## [Your objective]
All of the data needs to be repeated exactly.

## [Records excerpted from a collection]
········

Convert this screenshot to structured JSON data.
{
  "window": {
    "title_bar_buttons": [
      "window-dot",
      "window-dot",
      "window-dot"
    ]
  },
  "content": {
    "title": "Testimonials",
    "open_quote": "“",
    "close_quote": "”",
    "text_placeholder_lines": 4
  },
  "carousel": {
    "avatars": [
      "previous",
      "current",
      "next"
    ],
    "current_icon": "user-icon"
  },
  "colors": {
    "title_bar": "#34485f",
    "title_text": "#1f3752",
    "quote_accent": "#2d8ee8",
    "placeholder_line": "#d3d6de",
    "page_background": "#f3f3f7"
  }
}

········

## [Answer to this task]
Convert this screenshot to structured JSON data.
{
  "window": {
    "title_bar_buttons": [
      "window-dot",
      "window-dot",
      "window-dot"
    ]
  },
  "content": {
    "title": "Testimonials",
    "open_quote": "“",
    "close_quote": "”",
    "text_placeholder_lines": 4
  },
  "carousel": {
    "avatars": [
      "previous",
      "current",
      "next"
    ],
    "current_icon": "user-icon"
  },
  "colors": {
    "title_bar": "#34485f",
    "title_text": "#1f3752",
    "quote_accent": "#2d8ee8",
    "placeholder_line": "#d3d6de",
    "page_background": "#f3f3f7"
  }
}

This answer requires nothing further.